# [ASSIGNMENT]
Look through the listing for the string "amount" and copy out every line that holds it.

━━━━━━━━━━━━━━━━━━━━

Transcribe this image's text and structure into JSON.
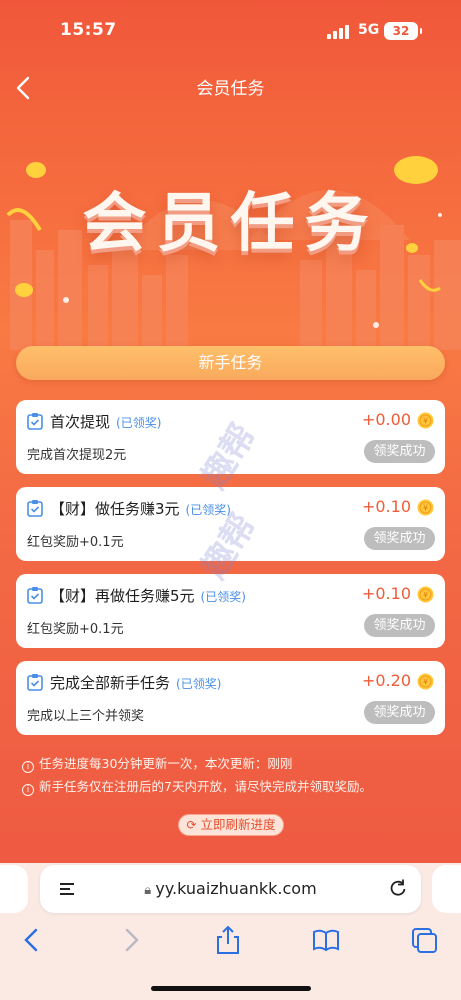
{
  "status_bar": {
    "time": "15:57",
    "network": "5G",
    "battery": "32"
  },
  "nav": {
    "title": "会员任务"
  },
  "hero": {
    "title": "会员任务"
  },
  "section": {
    "button_label": "新手任务"
  },
  "tasks": [
    {
      "title": "首次提现",
      "tag": "(已领奖)",
      "amount": "+0.00",
      "desc": "完成首次提现2元",
      "status": "领奖成功"
    },
    {
      "title": "【财】做任务赚3元",
      "tag": "(已领奖)",
      "amount": "+0.10",
      "desc": "红包奖励+0.1元",
      "status": "领奖成功"
    },
    {
      "title": "【财】再做任务赚5元",
      "tag": "(已领奖)",
      "amount": "+0.10",
      "desc": "红包奖励+0.1元",
      "status": "领奖成功"
    },
    {
      "title": "完成全部新手任务",
      "tag": "(已领奖)",
      "amount": "+0.20",
      "desc": "完成以上三个并领奖",
      "status": "领奖成功"
    }
  ],
  "notes": [
    "任务进度每30分钟更新一次，本次更新：刚刚",
    "新手任务仅在注册后的7天内开放，请尽快完成并领取奖励。"
  ],
  "refresh": {
    "label": "立即刷新进度"
  },
  "watermark": {
    "text1": "趣帮",
    "text2": "趣帮"
  },
  "browser": {
    "url": "yy.kuaizhuankk.com"
  },
  "icons": {
    "back": "chevron-left-icon",
    "check": "clipboard-check-icon",
    "coin": "yuan-coin-icon",
    "lock": "lock-icon",
    "reload": "reload-icon",
    "share": "share-icon",
    "bookmarks": "book-icon",
    "tabs": "tabs-icon"
  },
  "colors": {
    "primary": "#f0573a",
    "button": "#f9a95d",
    "amount": "#ef5c36",
    "tag": "#4a8fe8",
    "done": "#bdbdbd"
  }
}
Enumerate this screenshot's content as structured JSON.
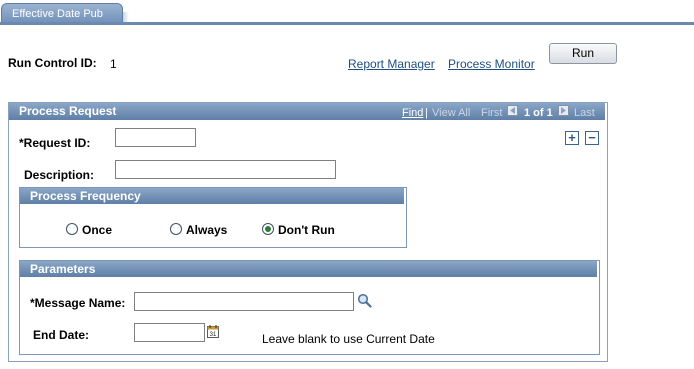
{
  "tab": {
    "label": "Effective Date Pub"
  },
  "run_control": {
    "label": "Run Control ID:",
    "value": "1"
  },
  "links": {
    "report_manager": "Report Manager",
    "process_monitor": "Process Monitor"
  },
  "run_button": "Run",
  "process_request": {
    "title": "Process Request",
    "nav": {
      "find": "Find",
      "separator": "|",
      "view_all": "View All",
      "first": "First",
      "count": "1 of 1",
      "last": "Last"
    },
    "request_id": {
      "label": "*Request ID:",
      "value": ""
    },
    "description": {
      "label": "Description:",
      "value": ""
    }
  },
  "process_frequency": {
    "title": "Process Frequency",
    "options": [
      "Once",
      "Always",
      "Don't Run"
    ],
    "selected": "Don't Run"
  },
  "parameters": {
    "title": "Parameters",
    "message_name": {
      "label": "*Message Name:",
      "value": ""
    },
    "end_date": {
      "label": "End Date:",
      "value": "",
      "hint": "Leave blank to use Current Date"
    }
  },
  "icons": {
    "add": "plus-icon",
    "remove": "minus-icon",
    "lookup": "magnifier-icon",
    "calendar": "calendar-icon",
    "prev": "triangle-left-icon",
    "next": "triangle-right-icon"
  },
  "colors": {
    "group_header": "#6f8fb8",
    "link": "#1f4f82",
    "radio_selected": "#2e7d32"
  }
}
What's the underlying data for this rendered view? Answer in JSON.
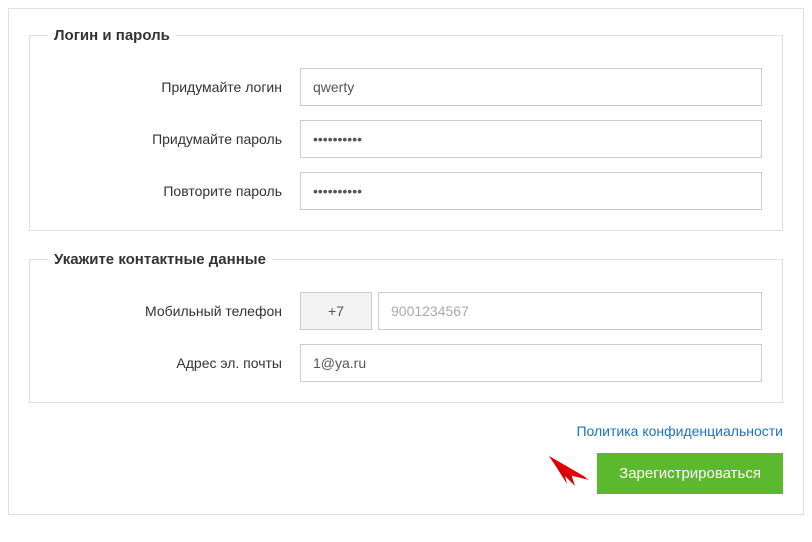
{
  "login_section": {
    "legend": "Логин и пароль",
    "login_label": "Придумайте логин",
    "login_value": "qwerty",
    "password_label": "Придумайте пароль",
    "password_value": "••••••••••",
    "password_repeat_label": "Повторите пароль",
    "password_repeat_value": "••••••••••"
  },
  "contact_section": {
    "legend": "Укажите контактные данные",
    "phone_label": "Мобильный телефон",
    "phone_prefix": "+7",
    "phone_placeholder": "9001234567",
    "phone_value": "",
    "email_label": "Адрес эл. почты",
    "email_value": "1@ya.ru"
  },
  "actions": {
    "privacy_link": "Политика конфиденциальности",
    "register_button": "Зарегистрироваться"
  }
}
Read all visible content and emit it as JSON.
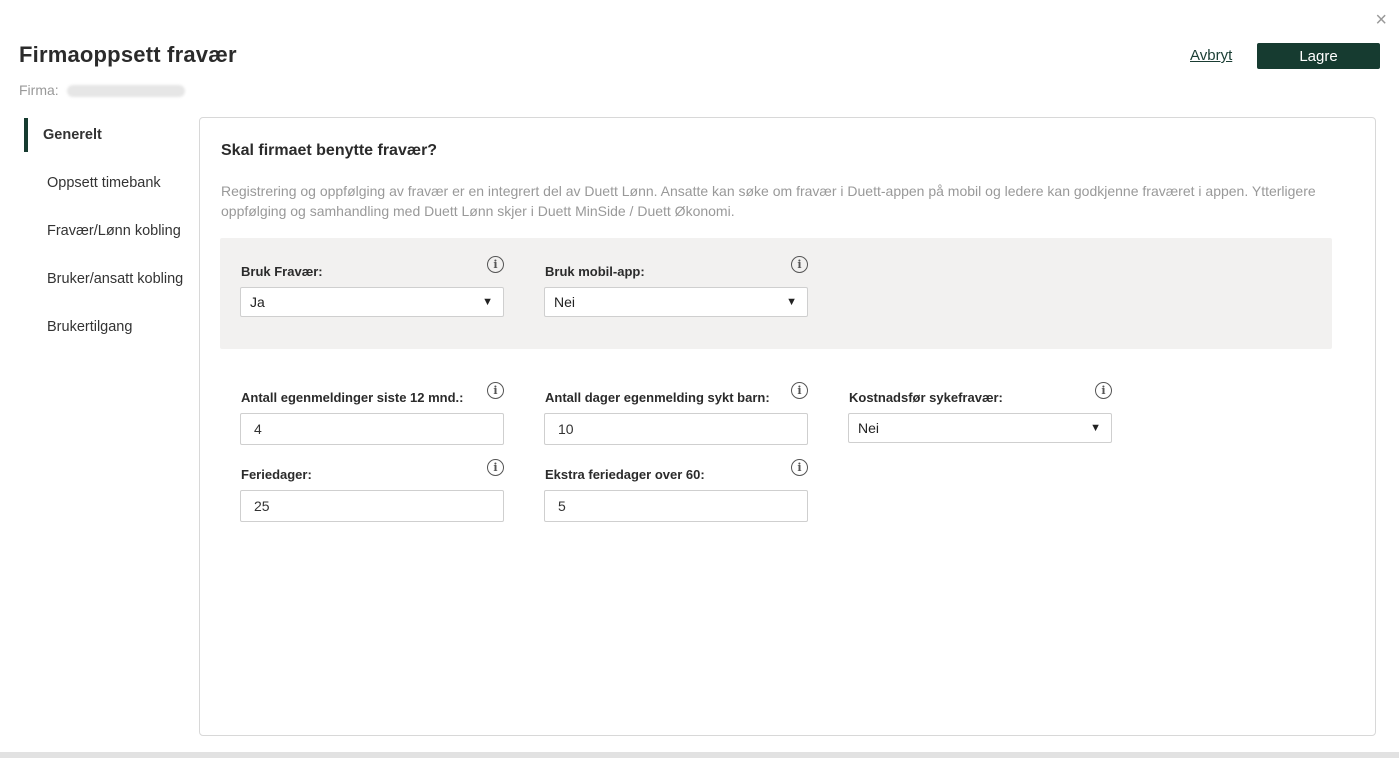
{
  "header": {
    "title": "Firmaoppsett fravær",
    "firma_label": "Firma:",
    "cancel_label": "Avbryt",
    "save_label": "Lagre",
    "close_glyph": "×"
  },
  "sidebar": {
    "items": [
      {
        "label": "Generelt",
        "active": true
      },
      {
        "label": "Oppsett timebank"
      },
      {
        "label": "Fravær/Lønn kobling"
      },
      {
        "label": "Bruker/ansatt kobling"
      },
      {
        "label": "Brukertilgang"
      }
    ]
  },
  "panel": {
    "heading": "Skal firmaet benytte fravær?",
    "description": "Registrering og oppfølging av fravær er en integrert del av Duett Lønn. Ansatte kan søke om fravær i Duett-appen på mobil og ledere kan godkjenne fraværet i appen. Ytterligere oppfølging og samhandling med Duett Lønn skjer i Duett MinSide / Duett Økonomi.",
    "fields": {
      "bruk_fravaer": {
        "label": "Bruk Fravær:",
        "value": "Ja"
      },
      "bruk_mobil_app": {
        "label": "Bruk mobil-app:",
        "value": "Nei"
      },
      "antall_egenmeldinger": {
        "label": "Antall egenmeldinger siste 12 mnd.:",
        "value": "4"
      },
      "antall_dager_sykt_barn": {
        "label": "Antall dager egenmelding sykt barn:",
        "value": "10"
      },
      "kostnadsfor_sykefravaer": {
        "label": "Kostnadsfør sykefravær:",
        "value": "Nei"
      },
      "feriedager": {
        "label": "Feriedager:",
        "value": "25"
      },
      "ekstra_feriedager": {
        "label": "Ekstra feriedager over 60:",
        "value": "5"
      }
    }
  },
  "icons": {
    "info": "i",
    "caret": "▼"
  },
  "colors": {
    "accent": "#163b30",
    "panel_gray": "#f2f1f0",
    "muted_text": "#999999"
  }
}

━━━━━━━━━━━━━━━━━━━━

# [ANSWER TO THE PROBLEM]
      "amount": "+0.00",
      "amount": "+0.10",
      "amount": "+0.10",
      "amount": "+0.20",
    "amount": "#ef5c36",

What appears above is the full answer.